In the case of Uncommon Ground, no less than 116 environmentally friendly practices.

A restaurant with two locations on Chicago’s North Side neighbourhood, Uncommon Ground was named The Greenest Restaurant in America by the Green Restaurant Association (GRA) last week. Both locations have four-star ratings from the GRA, an independent green-certification organization, and are two of only five restaurants in the US with that designation.

So what do you have to do to become America’s greenest restaurant?

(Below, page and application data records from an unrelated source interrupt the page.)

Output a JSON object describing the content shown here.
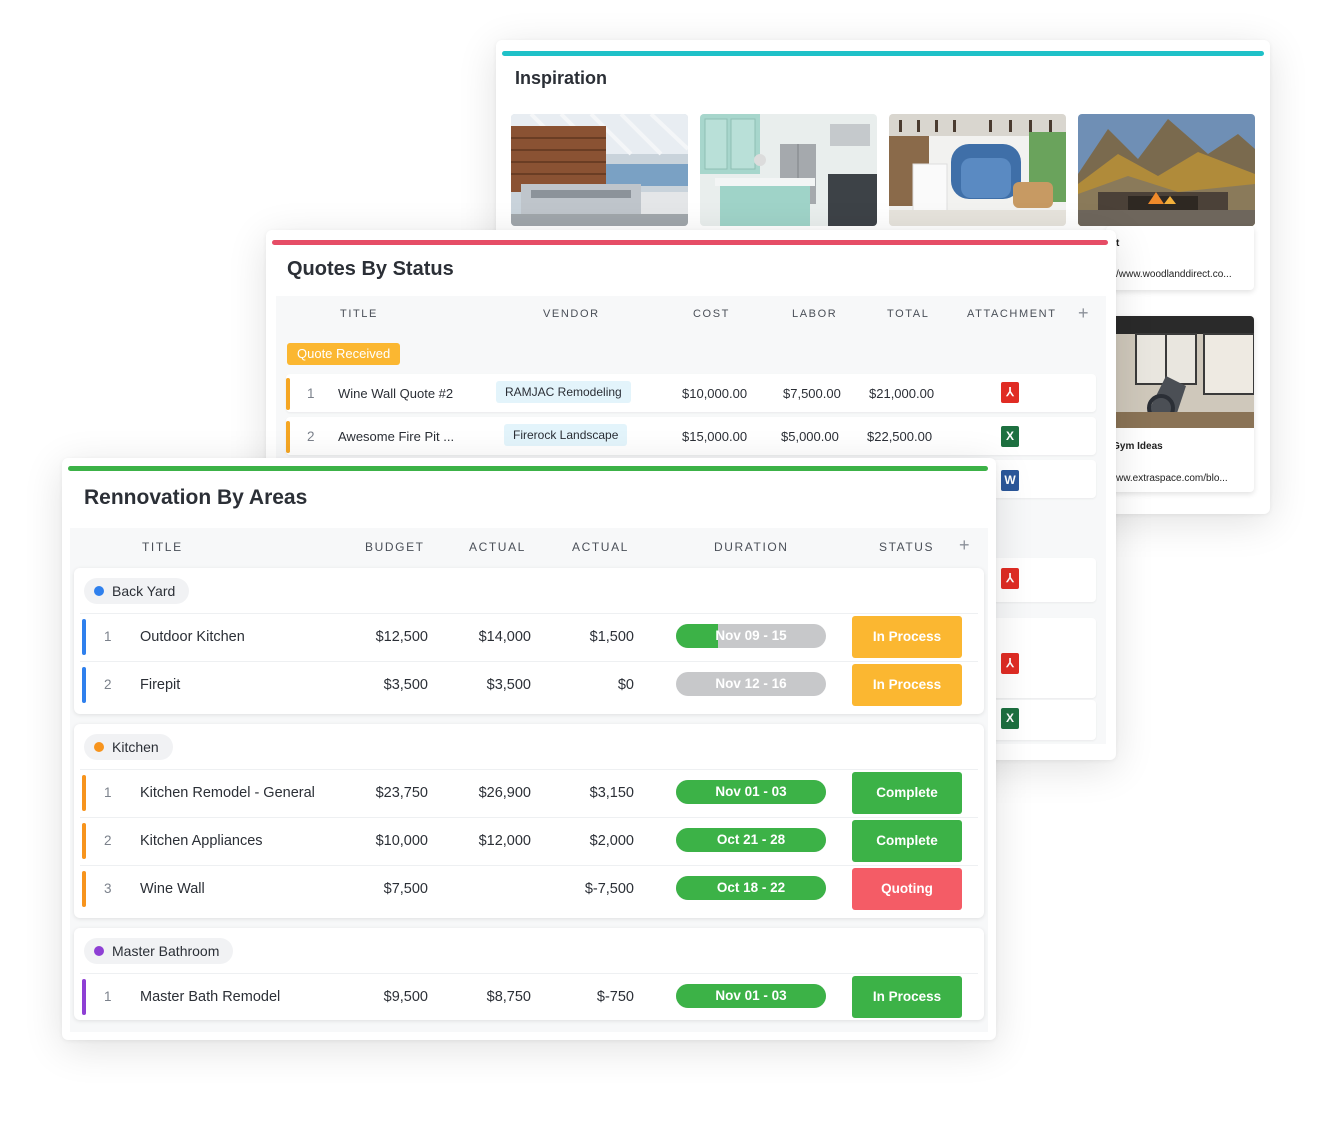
{
  "inspiration": {
    "title": "Inspiration",
    "accent": "#1fc1c8",
    "side_items": [
      {
        "title": "t",
        "url": "/www.woodlanddirect.co..."
      },
      {
        "title": ": Gym Ideas",
        "url": "/www.extraspace.com/blo..."
      }
    ]
  },
  "quotes": {
    "title": "Quotes By Status",
    "accent": "#e64d66",
    "columns": [
      "TITLE",
      "VENDOR",
      "COST",
      "LABOR",
      "TOTAL",
      "ATTACHMENT"
    ],
    "add_icon": "+",
    "group_label": "Quote Received",
    "rows": [
      {
        "num": "1",
        "title": "Wine Wall Quote #2",
        "vendor": "RAMJAC Remodeling",
        "cost": "$10,000.00",
        "labor": "$7,500.00",
        "total": "$21,000.00",
        "attachment": "pdf-icon"
      },
      {
        "num": "2",
        "title": "Awesome Fire Pit ...",
        "vendor": "Firerock Landscape",
        "cost": "$15,000.00",
        "labor": "$5,000.00",
        "total": "$22,500.00",
        "attachment": "excel-icon"
      }
    ],
    "extra_icons": {
      "word": "W",
      "excel": "X"
    }
  },
  "renovation": {
    "title": "Rennovation By Areas",
    "accent": "#3cb247",
    "columns": [
      "TITLE",
      "BUDGET",
      "ACTUAL",
      "ACTUAL",
      "DURATION",
      "STATUS"
    ],
    "add_icon": "+",
    "groups": [
      {
        "name": "Back Yard",
        "color": "#2f80ed",
        "rows": [
          {
            "num": "1",
            "title": "Outdoor Kitchen",
            "budget": "$12,500",
            "actual": "$14,000",
            "actual2": "$1,500",
            "duration": "Nov 09 - 15",
            "progress": 0.28,
            "status": "In Process",
            "status_color": "#fbb731"
          },
          {
            "num": "2",
            "title": "Firepit",
            "budget": "$3,500",
            "actual": "$3,500",
            "actual2": "$0",
            "duration": "Nov 12 - 16",
            "progress": 0,
            "status": "In Process",
            "status_color": "#fbb731"
          }
        ]
      },
      {
        "name": "Kitchen",
        "color": "#f7941d",
        "rows": [
          {
            "num": "1",
            "title": "Kitchen Remodel - General",
            "budget": "$23,750",
            "actual": "$26,900",
            "actual2": "$3,150",
            "duration": "Nov 01 - 03",
            "progress": 1,
            "status": "Complete",
            "status_color": "#3cb247"
          },
          {
            "num": "2",
            "title": "Kitchen Appliances",
            "budget": "$10,000",
            "actual": "$12,000",
            "actual2": "$2,000",
            "duration": "Oct 21 - 28",
            "progress": 1,
            "status": "Complete",
            "status_color": "#3cb247"
          },
          {
            "num": "3",
            "title": "Wine Wall",
            "budget": "$7,500",
            "actual": "",
            "actual2": "$-7,500",
            "duration": "Oct 18 - 22",
            "progress": 1,
            "status": "Quoting",
            "status_color": "#f45c66"
          }
        ]
      },
      {
        "name": "Master Bathroom",
        "color": "#8e3fd4",
        "rows": [
          {
            "num": "1",
            "title": "Master Bath Remodel",
            "budget": "$9,500",
            "actual": "$8,750",
            "actual2": "$-750",
            "duration": "Nov 01 - 03",
            "progress": 1,
            "status": "In Process",
            "status_color": "#3cb247"
          }
        ]
      }
    ]
  }
}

  • Install high efficiency (HE) appliances wherever possible. Uncommon Ground installed Energy Star-rated dishwashers and ice machines to achieve their four-star rating. (Interested in investigating HE appliances for your restaurant? Take a look at our energy rebates page.
  • Get your power from a sustainable source. For Canadian businesses, companies like Bullfrog Power provide electricity from renewable sources like wind.
  • Think about installing solar panels. This isn’t viable for some restaurants, but, according to Uncommon Ground, installing solar panels will make a significant difference to their power consumption and energy costs, with a payback period of only 3.5 years. Although the upfront cost is high, rebates are often available.
  • Switch to accelerated hand dryers rather than use paper towels. You’ll save money and reduce your carbon footprint (no more paper towels getting shipped!). If you’re skeptical about the cost savings, see our article about the Dyson Airblade.
  • Be creative (and willing to get a little dirty). One of Uncommon Ground’s locations hosts the USA’s first certified-organic rooftop farm, complete with planter boxes, greenhouses and beehives, which provides a variety of veggies and greens for the restaurant. As well, they’re planning to host an electric car-share charging station. Every little bit helps…

Interested in exploring green certification in Canada? Take a look at our interview with Leaders in Environmentally Accountable Foordservice, and check out LEAF’s website.

What could you do to follow Uncommon Ground’s example? Share your thoughts in the comments section.

Image credit: wrestlingentropy